# PROVIDED DATA:
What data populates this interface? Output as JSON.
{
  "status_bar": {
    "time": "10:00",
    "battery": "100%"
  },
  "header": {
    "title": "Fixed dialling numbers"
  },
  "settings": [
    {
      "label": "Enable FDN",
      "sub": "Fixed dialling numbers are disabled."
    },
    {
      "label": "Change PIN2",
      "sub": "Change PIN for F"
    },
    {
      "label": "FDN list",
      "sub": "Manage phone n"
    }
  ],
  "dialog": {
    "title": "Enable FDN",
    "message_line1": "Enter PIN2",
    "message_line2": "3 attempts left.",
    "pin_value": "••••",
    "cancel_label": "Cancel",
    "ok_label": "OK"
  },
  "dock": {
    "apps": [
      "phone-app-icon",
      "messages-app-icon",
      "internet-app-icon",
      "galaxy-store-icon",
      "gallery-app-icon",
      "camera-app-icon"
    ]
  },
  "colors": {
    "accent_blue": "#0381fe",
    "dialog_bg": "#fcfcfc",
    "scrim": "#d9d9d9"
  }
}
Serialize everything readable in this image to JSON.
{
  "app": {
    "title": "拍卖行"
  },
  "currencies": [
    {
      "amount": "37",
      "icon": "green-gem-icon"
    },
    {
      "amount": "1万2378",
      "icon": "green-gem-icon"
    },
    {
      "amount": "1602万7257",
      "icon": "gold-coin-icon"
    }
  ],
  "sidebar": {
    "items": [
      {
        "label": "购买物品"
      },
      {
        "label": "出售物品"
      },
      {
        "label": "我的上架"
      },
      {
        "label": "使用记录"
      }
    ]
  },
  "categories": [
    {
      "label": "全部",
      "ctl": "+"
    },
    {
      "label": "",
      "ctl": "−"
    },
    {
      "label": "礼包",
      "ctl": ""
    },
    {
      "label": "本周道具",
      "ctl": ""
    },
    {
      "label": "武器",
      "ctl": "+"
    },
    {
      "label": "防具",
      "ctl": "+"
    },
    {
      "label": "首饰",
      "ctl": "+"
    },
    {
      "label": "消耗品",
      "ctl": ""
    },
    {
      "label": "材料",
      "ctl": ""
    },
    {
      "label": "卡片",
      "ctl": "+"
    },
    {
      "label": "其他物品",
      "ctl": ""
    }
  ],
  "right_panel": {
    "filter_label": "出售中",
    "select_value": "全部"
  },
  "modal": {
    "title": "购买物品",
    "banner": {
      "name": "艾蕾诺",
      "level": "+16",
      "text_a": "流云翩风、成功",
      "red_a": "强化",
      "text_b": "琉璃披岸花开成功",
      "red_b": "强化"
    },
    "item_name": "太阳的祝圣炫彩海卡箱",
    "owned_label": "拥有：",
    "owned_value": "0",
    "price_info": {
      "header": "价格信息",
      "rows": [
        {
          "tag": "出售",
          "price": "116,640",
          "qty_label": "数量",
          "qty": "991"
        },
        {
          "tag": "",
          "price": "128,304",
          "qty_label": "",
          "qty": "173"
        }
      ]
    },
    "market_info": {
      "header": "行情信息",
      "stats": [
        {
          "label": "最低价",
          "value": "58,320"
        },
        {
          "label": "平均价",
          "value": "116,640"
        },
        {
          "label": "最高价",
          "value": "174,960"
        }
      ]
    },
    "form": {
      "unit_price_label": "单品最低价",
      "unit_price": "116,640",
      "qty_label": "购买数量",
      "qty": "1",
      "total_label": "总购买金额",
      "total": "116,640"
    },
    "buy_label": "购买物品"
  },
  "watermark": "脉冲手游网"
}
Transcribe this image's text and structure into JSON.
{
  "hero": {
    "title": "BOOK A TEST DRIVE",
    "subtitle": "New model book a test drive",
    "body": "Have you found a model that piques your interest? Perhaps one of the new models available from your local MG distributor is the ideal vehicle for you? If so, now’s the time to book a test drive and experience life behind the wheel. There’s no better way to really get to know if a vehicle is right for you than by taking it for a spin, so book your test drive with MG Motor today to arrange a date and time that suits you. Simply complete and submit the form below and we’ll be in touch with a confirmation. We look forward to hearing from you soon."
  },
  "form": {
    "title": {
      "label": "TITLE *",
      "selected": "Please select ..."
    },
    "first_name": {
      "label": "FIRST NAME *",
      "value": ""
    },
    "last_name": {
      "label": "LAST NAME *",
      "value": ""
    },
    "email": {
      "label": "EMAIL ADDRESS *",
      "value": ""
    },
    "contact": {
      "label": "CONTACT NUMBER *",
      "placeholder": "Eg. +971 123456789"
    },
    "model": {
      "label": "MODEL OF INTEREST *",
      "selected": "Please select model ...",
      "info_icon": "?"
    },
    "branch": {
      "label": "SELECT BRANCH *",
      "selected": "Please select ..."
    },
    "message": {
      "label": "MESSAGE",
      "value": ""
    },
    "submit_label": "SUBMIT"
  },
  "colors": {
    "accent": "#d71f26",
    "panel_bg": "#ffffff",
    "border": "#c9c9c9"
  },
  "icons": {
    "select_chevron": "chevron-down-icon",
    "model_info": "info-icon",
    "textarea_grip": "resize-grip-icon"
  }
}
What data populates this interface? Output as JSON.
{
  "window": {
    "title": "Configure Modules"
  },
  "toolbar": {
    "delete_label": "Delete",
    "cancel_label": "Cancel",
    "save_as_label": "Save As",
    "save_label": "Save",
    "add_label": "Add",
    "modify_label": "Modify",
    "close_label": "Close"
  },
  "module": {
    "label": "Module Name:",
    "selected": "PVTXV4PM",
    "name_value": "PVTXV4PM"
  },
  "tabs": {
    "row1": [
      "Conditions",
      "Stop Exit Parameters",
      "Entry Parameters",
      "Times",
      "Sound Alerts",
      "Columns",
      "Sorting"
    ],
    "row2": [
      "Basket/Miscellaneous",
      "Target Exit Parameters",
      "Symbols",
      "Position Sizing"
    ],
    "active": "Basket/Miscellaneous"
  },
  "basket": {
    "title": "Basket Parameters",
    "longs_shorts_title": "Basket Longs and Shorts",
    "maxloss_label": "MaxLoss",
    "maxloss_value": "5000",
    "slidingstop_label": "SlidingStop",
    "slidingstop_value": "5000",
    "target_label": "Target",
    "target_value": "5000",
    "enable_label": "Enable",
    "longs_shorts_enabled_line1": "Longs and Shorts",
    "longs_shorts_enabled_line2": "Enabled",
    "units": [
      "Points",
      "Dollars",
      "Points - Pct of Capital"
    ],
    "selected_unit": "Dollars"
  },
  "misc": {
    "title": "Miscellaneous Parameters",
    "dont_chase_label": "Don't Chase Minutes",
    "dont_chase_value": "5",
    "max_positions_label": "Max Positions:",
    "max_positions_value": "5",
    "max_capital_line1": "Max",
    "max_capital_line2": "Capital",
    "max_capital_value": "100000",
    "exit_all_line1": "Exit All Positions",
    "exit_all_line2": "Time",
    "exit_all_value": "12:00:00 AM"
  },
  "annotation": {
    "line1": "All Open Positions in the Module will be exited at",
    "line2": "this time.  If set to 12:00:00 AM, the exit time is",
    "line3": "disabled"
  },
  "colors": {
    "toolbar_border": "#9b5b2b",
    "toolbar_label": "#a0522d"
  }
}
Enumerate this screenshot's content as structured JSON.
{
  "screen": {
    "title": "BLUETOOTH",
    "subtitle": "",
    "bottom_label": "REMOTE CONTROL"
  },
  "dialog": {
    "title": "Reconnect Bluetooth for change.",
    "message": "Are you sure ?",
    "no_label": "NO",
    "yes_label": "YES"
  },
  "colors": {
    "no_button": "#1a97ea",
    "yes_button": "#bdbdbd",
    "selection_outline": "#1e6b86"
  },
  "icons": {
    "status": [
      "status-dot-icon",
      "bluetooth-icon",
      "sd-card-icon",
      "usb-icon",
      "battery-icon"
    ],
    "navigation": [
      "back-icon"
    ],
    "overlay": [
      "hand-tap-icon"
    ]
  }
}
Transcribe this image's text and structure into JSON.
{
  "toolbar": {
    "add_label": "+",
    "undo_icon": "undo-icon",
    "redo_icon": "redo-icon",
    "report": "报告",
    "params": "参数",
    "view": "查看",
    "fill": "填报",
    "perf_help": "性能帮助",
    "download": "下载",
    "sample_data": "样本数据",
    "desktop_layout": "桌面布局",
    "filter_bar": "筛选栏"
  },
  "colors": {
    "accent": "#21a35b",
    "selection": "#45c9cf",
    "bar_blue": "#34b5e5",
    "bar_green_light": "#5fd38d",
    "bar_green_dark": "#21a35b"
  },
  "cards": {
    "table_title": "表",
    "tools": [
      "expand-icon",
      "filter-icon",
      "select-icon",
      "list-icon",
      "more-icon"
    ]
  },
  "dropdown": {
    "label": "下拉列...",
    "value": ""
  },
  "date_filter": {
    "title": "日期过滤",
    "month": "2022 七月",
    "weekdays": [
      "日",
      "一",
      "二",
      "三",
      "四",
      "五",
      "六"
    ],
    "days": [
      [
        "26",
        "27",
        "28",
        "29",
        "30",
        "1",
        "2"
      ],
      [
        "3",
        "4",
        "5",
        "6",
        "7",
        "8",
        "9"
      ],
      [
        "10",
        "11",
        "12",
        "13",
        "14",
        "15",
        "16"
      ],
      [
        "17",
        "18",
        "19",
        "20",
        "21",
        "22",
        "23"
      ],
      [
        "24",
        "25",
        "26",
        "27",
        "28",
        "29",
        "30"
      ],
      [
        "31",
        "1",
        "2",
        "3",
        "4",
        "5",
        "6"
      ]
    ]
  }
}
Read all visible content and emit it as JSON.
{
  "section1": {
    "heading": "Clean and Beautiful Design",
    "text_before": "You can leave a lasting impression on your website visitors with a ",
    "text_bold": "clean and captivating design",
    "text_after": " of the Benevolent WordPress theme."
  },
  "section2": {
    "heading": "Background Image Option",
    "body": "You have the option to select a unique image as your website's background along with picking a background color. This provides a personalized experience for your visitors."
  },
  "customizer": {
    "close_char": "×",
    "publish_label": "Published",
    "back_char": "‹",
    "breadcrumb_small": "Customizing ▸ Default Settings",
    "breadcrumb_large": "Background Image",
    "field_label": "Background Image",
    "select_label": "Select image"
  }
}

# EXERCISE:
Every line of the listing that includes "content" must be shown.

# EXERCISE OUTPUT:
Enumerate this screenshot's content as structured JSON.
Read all visible content and emit it as JSON.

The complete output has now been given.